Anonymous says:

I tend to agree with this article on virtually all of its points.

The lack of an emergency fund will hurt when it comes to an issue that can be resolved without furthering your debt obligations. At least $1000 is necessary, but one month’s salary will offer more stability.

Contrary to what the Debt Snowball preaches, I agree with contributing to a 401k with a match. If there is no match, a 401k is much worse than a Roth IRA.

Plus it makes sense to find the right strategy. Sometimes mixing strategies will work best.

Anonymous says:

“…all you’re doing by paying off debt faster is cutting your losses.” – well said. So very true!

Anonymous says:

I agree that it’s important to keep this is mind. Especially when the idea that paying off debt is like getting and immediate return of whatever the interest rate exists on the debt is so prevalent. People always need to do a simple cost benefit analysis when they are making any financial decisions, but the majority of us don’t know how to even start doing that.

Anonymous says:

Yes, I think both are equally important. It isn’t easy,though.

Anonymous says:

I pondered that question for a long time… so first, I continued making presnowball (min. payments) on my debt, saved up my Emergency Fund to 1K – that happened quick. Then continued to put a smaller portion into my savings while ‘snowballing my debt’. I did cut my investments down, but did not stop.

Meanwhile I found ways to increase my income. If a raise, it went into my retirement account. Thus increasing my savings/investments again. If I sold something or received $ from affiliate blog sales…1/2 of that amount went to pay off my debt.

After I paid off a few bills on my snowball schedule (what worked for me), I actually increased retirement savings again. And increased the cash savings for my EF.

My answer…in the beginning it might do well to cut down or momentarily stop the savings/investing. But only for a short time, less than 3-6 months.. Because you never know what may happen in your life. Be safe.

Have a goal – debt paying schedule, stay focused and disciplined. You’ll find, and may be surprised, to find the positive money flow that comes your way. You’ll have no problem saving/investing/paying off debt all at once.

I know..but some may argue about the debt interest out weighing the savings interest. And that is why you should stop saving/investing while debt repaying.
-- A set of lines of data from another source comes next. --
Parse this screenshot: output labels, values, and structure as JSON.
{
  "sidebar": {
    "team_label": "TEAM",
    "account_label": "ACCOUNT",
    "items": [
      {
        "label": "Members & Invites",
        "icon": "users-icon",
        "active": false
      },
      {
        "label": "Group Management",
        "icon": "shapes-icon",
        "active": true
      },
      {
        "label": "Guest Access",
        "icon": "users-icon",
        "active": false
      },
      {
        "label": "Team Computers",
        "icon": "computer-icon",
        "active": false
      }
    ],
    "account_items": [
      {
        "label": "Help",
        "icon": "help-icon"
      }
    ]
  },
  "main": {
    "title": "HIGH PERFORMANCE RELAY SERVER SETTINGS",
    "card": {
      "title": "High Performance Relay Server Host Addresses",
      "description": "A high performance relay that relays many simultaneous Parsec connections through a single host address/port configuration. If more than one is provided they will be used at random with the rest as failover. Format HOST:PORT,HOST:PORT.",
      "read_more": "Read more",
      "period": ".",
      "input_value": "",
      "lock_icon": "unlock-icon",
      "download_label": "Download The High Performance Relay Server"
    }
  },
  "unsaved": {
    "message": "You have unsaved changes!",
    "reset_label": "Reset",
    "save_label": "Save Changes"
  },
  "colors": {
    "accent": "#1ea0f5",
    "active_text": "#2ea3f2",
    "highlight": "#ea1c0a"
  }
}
But to me…I want my family to be covered if something happened to me and to know I didn’t miss out on saving for retirement while I was paying off debt (especially since this debt repayment is a multi-year plan).

K…sorry so long. 😉

Anonymous says:

I prefer to concentrate my efforts on one or two goals in order to amplify the savings (or debt reduction). If I had high interest credit card debt I would focus all my energy on paying that off, even at the expense of an emergency fund.

The only savings that I would keep going would be the employer match in my retirement account (as you mentioned). That is free money that you shouldn’t be turning down.

Sometimes we spread ourselves too thin trying to do too much at once ($100 here, $100 there) and I think that psychologically we feel like we’re spinning our wheels and not making any significant gains anywhere.